  • Through the registry, nearly 400 site visitors downloaded mental health providers’ contact information.

Mental Health Assistance Fund

We worked alongside the U.S. Olympic & Paralympic Foundation to establish a Mental Health Assistance Fund to support athletes in obtaining ongoing services, with eligibility extended two years into athlete retirement – a time when this support is often needed most.

Empowering our Athletes

We recognize that behind the competitive spirit of Team USA are people striving to create well-rounded lives. We help support the whole athlete from the start of their career to their retirement and beyond. We are involved in everything from career and education, to financial and emotional well-being, to how athletes use their platform to advocate for what they believe in, to providing safe spaces to discuss important topics with other athletes facing similar challenges. We also collaborate with Athlete Ombuds to support athletes’ rights through assistance and counsel.

Career, Education and Transition

Determining what’s next for athletes after retiring from competition can be particularly difficult as their identity is so often tied to sport. Our athlete career and education programming supports this transition, connecting athletes to a trusted community of resources and mentors from education scholarships and career coaching to financial and transition services, helping athletes achieve excellence in all areas of life.

2021 Career, Education and Transition Support

*Includes USOPC tuition grants provided through partnership with DeVry University

Athlete Marketing Platform Pilot

*Data as of end 2021

Athlete Expression

Many Team USA athletes want to use their global platform to stand up for issues being discussed more broadly, including racial and social justice – an action long barred under International Olympic Committee and International Paralympic Committee rules.

In 2021, the athlete-led Team USA Council on Racial and Social Justice completed more than 100 recommendations, including ways to further promote advocacy and expression of athletes from historically silenced, marginalized or minoritized groups as a way of creating awareness and fostering belonging in our sport community. In response, the USOPC worked directly with athletes and leaders in sport to create a groundbreaking rule allowing Team USA athletes to peacefully demonstrate at events and affording them the opportunity to take stances on topics that are important to them.

Athlete Rights and Representation

At the USOPC, we strive to empower athletes through strengthened protection and support. When Team USA athletes have questions on their rights and responsibilities, the USOPC Office of Athlete Ombuds serves as a trusted resource. USOPC’s Athlete Ombuds staff provide confidential advice at no cost to athletes and assist in the resolution of athletes’ disputes and legal concerns. Ombuds also communicate learnings within the USOPC to evolve how we serve athletes.

Cases Handled by USOPC Athlete Ombuds

In 2021, we secured changes to the Ted Stevens Olympic and Amateur Sports Act to protect athletes’ confidentiality when seeking advice, including that Ombuds staff will not be compelled to testify or produce evidence regarding athlete communications in judicial or administrative proceedings.

The annual Athlete Ombuds survey showed positive sentiment associated with services, as all scores improved from 2020, with the lowest score from recurring questions at 94% approval.

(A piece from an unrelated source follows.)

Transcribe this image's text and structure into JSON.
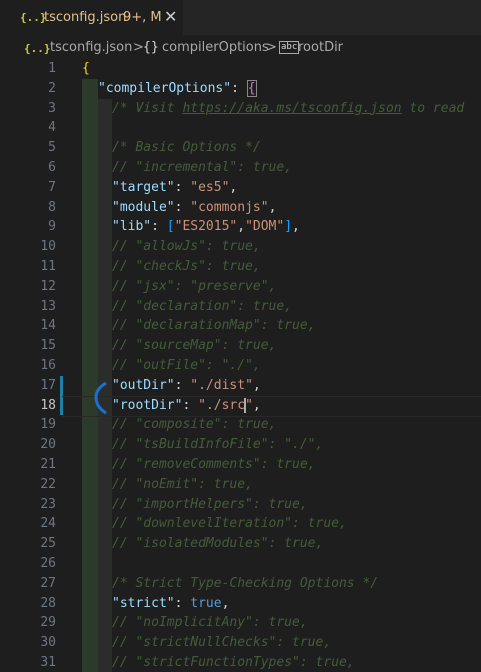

The highest scores were given for confidentiality (97%), timeliness of response and support (96%) and independence of advice and assistance (96%).

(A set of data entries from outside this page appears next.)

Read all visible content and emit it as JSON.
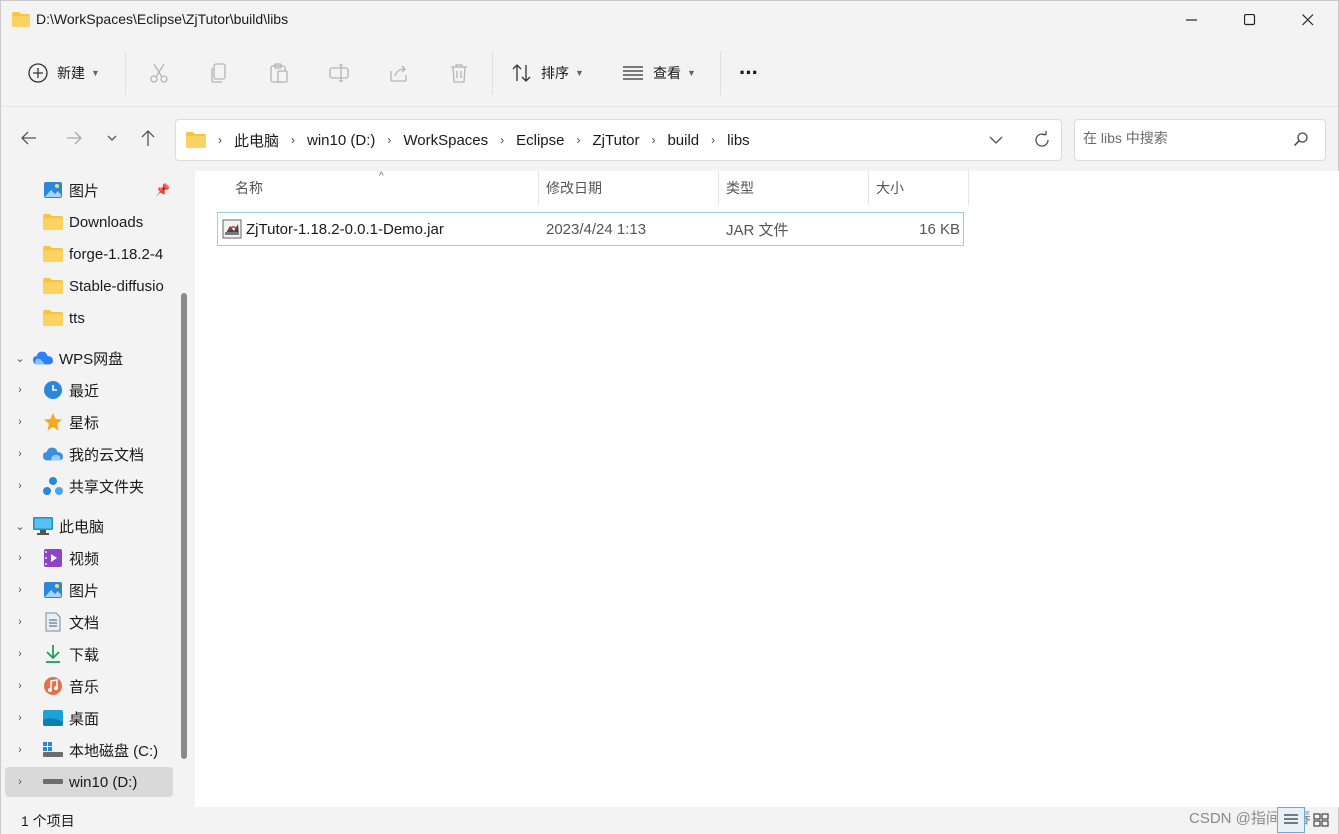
{
  "window": {
    "title": "D:\\WorkSpaces\\Eclipse\\ZjTutor\\build\\libs"
  },
  "toolbar": {
    "new_label": "新建",
    "sort_label": "排序",
    "view_label": "查看",
    "more_label": "···"
  },
  "address": {
    "crumbs": [
      "此电脑",
      "win10 (D:)",
      "WorkSpaces",
      "Eclipse",
      "ZjTutor",
      "build",
      "libs"
    ]
  },
  "search": {
    "placeholder": "在 libs 中搜索"
  },
  "sidebar": {
    "items": [
      {
        "label": "图片",
        "icon": "pictures-icon"
      },
      {
        "label": "Downloads",
        "icon": "folder-icon"
      },
      {
        "label": "forge-1.18.2-4",
        "icon": "folder-icon"
      },
      {
        "label": "Stable-diffusio",
        "icon": "folder-icon"
      },
      {
        "label": "tts",
        "icon": "folder-icon"
      },
      {
        "label": "WPS网盘",
        "icon": "wps-cloud-icon"
      },
      {
        "label": "最近",
        "icon": "recent-icon"
      },
      {
        "label": "星标",
        "icon": "star-icon"
      },
      {
        "label": "我的云文档",
        "icon": "cloud-doc-icon"
      },
      {
        "label": "共享文件夹",
        "icon": "shared-folder-icon"
      },
      {
        "label": "此电脑",
        "icon": "this-pc-icon"
      },
      {
        "label": "视频",
        "icon": "videos-icon"
      },
      {
        "label": "图片",
        "icon": "pictures-icon"
      },
      {
        "label": "文档",
        "icon": "documents-icon"
      },
      {
        "label": "下载",
        "icon": "downloads-icon"
      },
      {
        "label": "音乐",
        "icon": "music-icon"
      },
      {
        "label": "桌面",
        "icon": "desktop-icon"
      },
      {
        "label": "本地磁盘 (C:)",
        "icon": "drive-icon"
      },
      {
        "label": "win10 (D:)",
        "icon": "drive-icon"
      }
    ]
  },
  "columns": {
    "name": "名称",
    "modified": "修改日期",
    "type": "类型",
    "size": "大小"
  },
  "files": [
    {
      "name": "ZjTutor-1.18.2-0.0.1-Demo.jar",
      "modified": "2023/4/24 1:13",
      "type": "JAR 文件",
      "size": "16 KB"
    }
  ],
  "status": {
    "count": "1 个项目"
  },
  "watermark": "CSDN @指间青春",
  "colors": {
    "accent": "#0067c0",
    "selection_border": "#99d1e3",
    "folder": "#f8c43a"
  }
}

Athlete Experience at the Olympic and Paralympic Games Tokyo 2020*

*Based on 116 athlete responses out of 956 athletes invited to participate

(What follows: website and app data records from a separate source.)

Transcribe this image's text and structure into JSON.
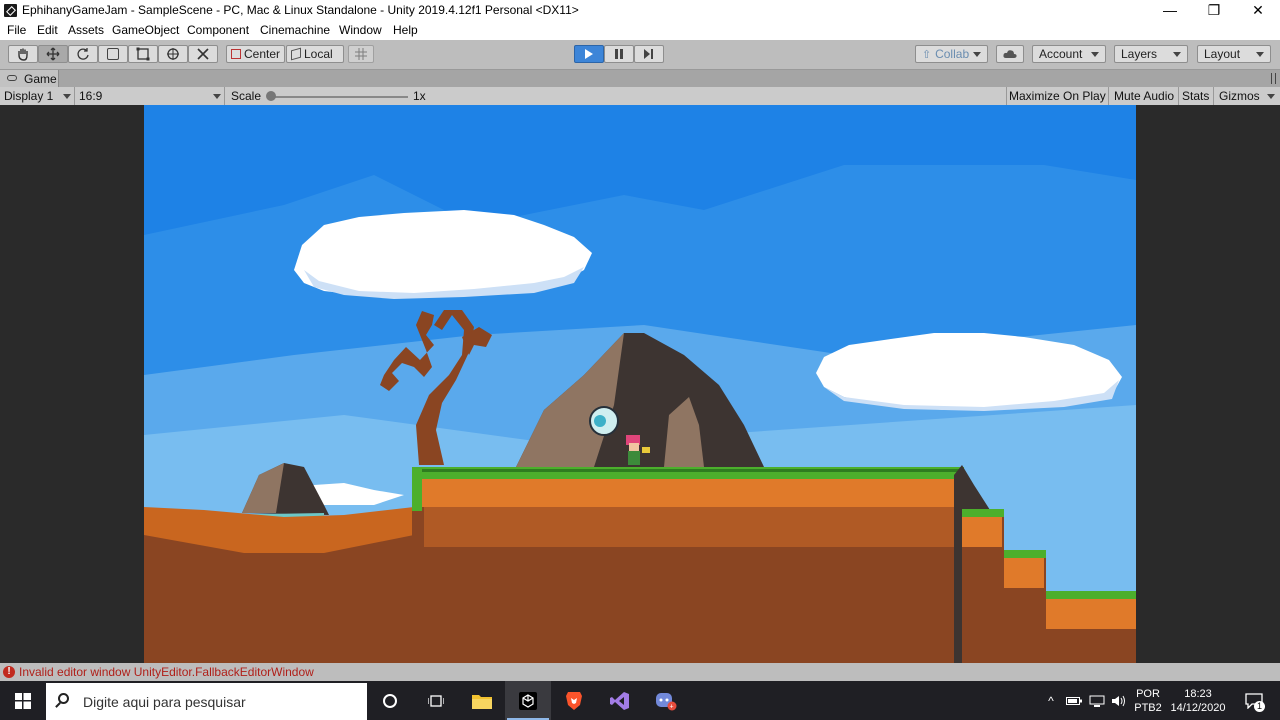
{
  "window": {
    "title": "EphihanyGameJam - SampleScene - PC, Mac & Linux Standalone - Unity 2019.4.12f1 Personal <DX11>",
    "controls": {
      "minimize": "—",
      "restore": "❐",
      "close": "✕"
    }
  },
  "menu": [
    "File",
    "Edit",
    "Assets",
    "GameObject",
    "Component",
    "Cinemachine",
    "Window",
    "Help"
  ],
  "toolbar": {
    "tools": [
      "hand-icon",
      "move-icon",
      "rotate-icon",
      "scale-icon",
      "rect-icon",
      "transform-icon",
      "custom-tool-icon"
    ],
    "pivot_mode": "Center",
    "pivot_rotation": "Local",
    "collab": "Collab",
    "account": "Account",
    "layers": "Layers",
    "layout": "Layout",
    "accent": "#3d85d8"
  },
  "game_tab": {
    "label": "Game"
  },
  "game_controls": {
    "display": "Display 1",
    "aspect": "16:9",
    "scale_label": "Scale",
    "scale_value": "1x",
    "maximize": "Maximize On Play",
    "mute": "Mute Audio",
    "stats": "Stats",
    "gizmos": "Gizmos"
  },
  "status": {
    "message": "Invalid editor window UnityEditor.FallbackEditorWindow",
    "color": "#b0201a"
  },
  "taskbar": {
    "search_placeholder": "Digite aqui para pesquisar",
    "apps": [
      "cortana-icon",
      "task-view-icon",
      "file-explorer-icon",
      "unity-icon",
      "brave-icon",
      "visual-studio-icon",
      "discord-icon"
    ],
    "lang_top": "POR",
    "lang_bottom": "PTB2",
    "time": "18:23",
    "date": "14/12/2020",
    "notifications": "1"
  },
  "scene_colors": {
    "sky": "#1e82e6",
    "sky_light": "#5aa9ec",
    "grass": "#4caf2c",
    "dirt": "#e07a2a",
    "ground_dark": "#8a4522"
  }
}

In the USOPC’s Fall 2021 Athlete Listening Report, eight-in-10 athletes recorded being satisfied with their overall well-being, with most athletes feeling a purpose. The report also demonstrated that athletes are less satisfied with social and financial standing. We plan to strengthen opportunities for social connection among all members of Team USA and continue to bolster financial assistance through the Athlete Marketing Platform and our career and education programming.